FCC Commissioners to Vote on Proposed Limitations to Internet Service Providers’ Ability to Contract with Multiple Tenant Environment Buildings
On Friday, January 21, the Federal Communications Commission (FCC) shared a press release that included proposed changes to existing regulations to promote competition between Internet service providers. Chairwoman Jessica Rosenworcel circulated a Report and Order and Declaratory Ruling to her fellow Commissioners that would place limitations on agreements between providers and multiple tenant environment (MTEs) buildings, giving tenants more opportunities to choose their own provider. The Order and Declaratory Ruling follows a Notice of Proposed Rulemaking (NPRM) that explored the issue and will become a Final Rule if adopted through a vote of the full Commission.
Currently, many MTE owners contract with providers to create revenue sharing agreements where the owner receives compensation from the provider in exchange for giving the provider access to the building and its tenants. These agreements come in many forms, including graduated revenue sharing agreements and exclusive revenue sharing agreements. Pursuant to graduated revenue sharing agreements, the building owner is paid a percentage of the provider’s revenue from tenants’ subscription fees. Exclusive revenue sharing agreements designate that one provider is the sole service provider for a particular building.

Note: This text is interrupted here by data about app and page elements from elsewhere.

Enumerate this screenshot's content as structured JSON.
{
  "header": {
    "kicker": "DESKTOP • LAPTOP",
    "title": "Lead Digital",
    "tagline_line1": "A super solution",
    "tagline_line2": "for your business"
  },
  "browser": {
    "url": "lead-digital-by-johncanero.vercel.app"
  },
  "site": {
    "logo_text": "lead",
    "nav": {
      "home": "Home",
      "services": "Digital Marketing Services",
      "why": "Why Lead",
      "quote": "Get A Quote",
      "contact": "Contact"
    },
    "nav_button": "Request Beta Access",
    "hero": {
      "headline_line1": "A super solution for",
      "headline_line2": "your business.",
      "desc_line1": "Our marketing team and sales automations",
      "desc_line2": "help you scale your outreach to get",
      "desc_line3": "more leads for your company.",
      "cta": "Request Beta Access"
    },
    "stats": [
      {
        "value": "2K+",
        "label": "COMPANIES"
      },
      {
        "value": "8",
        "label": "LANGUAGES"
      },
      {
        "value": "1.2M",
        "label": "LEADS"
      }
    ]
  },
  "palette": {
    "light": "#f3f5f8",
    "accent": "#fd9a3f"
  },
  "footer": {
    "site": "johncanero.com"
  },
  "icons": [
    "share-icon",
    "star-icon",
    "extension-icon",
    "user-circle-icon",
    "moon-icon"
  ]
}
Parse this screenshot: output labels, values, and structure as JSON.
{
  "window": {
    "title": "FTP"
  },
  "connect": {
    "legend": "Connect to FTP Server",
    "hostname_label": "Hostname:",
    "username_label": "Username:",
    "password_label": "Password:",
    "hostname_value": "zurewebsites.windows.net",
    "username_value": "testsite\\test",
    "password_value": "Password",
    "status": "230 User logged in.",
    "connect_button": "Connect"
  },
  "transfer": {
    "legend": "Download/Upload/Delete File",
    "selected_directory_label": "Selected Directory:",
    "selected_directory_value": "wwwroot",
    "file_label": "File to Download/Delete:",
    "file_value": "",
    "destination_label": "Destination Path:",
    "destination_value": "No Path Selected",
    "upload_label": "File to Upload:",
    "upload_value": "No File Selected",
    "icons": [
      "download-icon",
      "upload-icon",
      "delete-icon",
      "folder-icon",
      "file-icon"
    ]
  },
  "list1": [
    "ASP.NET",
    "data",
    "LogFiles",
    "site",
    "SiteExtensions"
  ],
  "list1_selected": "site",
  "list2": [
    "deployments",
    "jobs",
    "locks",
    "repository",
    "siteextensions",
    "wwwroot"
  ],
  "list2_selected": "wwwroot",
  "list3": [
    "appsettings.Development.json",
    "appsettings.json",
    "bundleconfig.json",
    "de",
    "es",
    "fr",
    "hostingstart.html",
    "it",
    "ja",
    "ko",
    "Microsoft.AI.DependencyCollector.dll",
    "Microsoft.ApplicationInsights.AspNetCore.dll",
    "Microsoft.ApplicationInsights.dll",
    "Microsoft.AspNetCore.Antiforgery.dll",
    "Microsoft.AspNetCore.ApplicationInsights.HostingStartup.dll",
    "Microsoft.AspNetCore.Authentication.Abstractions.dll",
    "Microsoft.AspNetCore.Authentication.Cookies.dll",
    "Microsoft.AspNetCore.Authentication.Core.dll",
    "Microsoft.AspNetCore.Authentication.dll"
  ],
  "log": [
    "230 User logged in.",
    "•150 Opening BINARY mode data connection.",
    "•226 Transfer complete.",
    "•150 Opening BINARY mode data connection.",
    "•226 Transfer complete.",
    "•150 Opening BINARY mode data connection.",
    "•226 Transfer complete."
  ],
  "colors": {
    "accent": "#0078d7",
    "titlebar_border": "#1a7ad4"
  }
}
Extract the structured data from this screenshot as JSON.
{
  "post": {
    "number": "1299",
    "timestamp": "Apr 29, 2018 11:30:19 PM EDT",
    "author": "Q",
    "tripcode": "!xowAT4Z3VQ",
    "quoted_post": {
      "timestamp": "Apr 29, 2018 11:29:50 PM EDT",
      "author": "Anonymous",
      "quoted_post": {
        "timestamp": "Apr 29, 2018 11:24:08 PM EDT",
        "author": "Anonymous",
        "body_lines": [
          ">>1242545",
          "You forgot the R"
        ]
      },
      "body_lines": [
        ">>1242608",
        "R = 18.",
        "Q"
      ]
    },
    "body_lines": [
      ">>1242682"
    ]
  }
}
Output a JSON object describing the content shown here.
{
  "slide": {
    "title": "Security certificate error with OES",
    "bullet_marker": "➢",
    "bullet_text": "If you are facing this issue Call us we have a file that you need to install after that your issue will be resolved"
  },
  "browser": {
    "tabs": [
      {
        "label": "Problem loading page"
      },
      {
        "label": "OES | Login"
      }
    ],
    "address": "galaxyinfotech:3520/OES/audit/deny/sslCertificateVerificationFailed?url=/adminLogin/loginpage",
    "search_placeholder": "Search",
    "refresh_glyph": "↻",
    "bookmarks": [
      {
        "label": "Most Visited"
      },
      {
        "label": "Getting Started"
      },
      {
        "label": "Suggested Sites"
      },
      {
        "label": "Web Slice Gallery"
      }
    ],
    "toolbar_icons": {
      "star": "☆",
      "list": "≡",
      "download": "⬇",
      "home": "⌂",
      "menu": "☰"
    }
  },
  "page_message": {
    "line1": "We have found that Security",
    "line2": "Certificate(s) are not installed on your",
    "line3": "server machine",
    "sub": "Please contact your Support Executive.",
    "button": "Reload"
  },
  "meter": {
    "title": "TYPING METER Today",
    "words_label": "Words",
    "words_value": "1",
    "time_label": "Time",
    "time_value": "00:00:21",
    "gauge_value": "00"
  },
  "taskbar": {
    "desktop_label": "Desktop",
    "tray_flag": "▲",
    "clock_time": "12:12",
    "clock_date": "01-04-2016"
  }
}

Sale-and-leaseback arrangements, on the other hand, occur when a provider sells its wiring to the MTE owner and then leases back the wiring on an exclusive basis. This practice essentially circumvents existing rules that require MTE owners to make the wiring of a previous provider available for other providers after the first provider has terminated service.
The Order and Declaratory Ruling, if adopted, would:
- Prohibit providers from entering into graduated revenue sharing agreements or exclusive revenue sharing agreements with a building owner;
- Require providers to disclose to tenants in plain language the existence of exclusive marketing arrangements that they have with building owners; and
- End a practice that circumvents the FCC’s cable inside wiring rules by clarifying that existing Commission rules prohibit sale-and-leaseback arrangements that effectively block access to alternative providers.
“With more than one-third of the US population living in apartments, mobile home parks, condominiums, and public housing, it’s time to crack down on practices that lock out broadband competition and consumer choice,” said Chairwoman Rosenworcel.
The Commission will hold a vote on this matter, after which the Order and Declaratory Ruling will be released to the public.
If you would like to review your existing building access agreements for compliance with these proposed changes or otherwise keep track of this proceeding, please contact Christine (“Chris”) McLaughlin at (703) 714-1328 or firstname.lastname@example.org.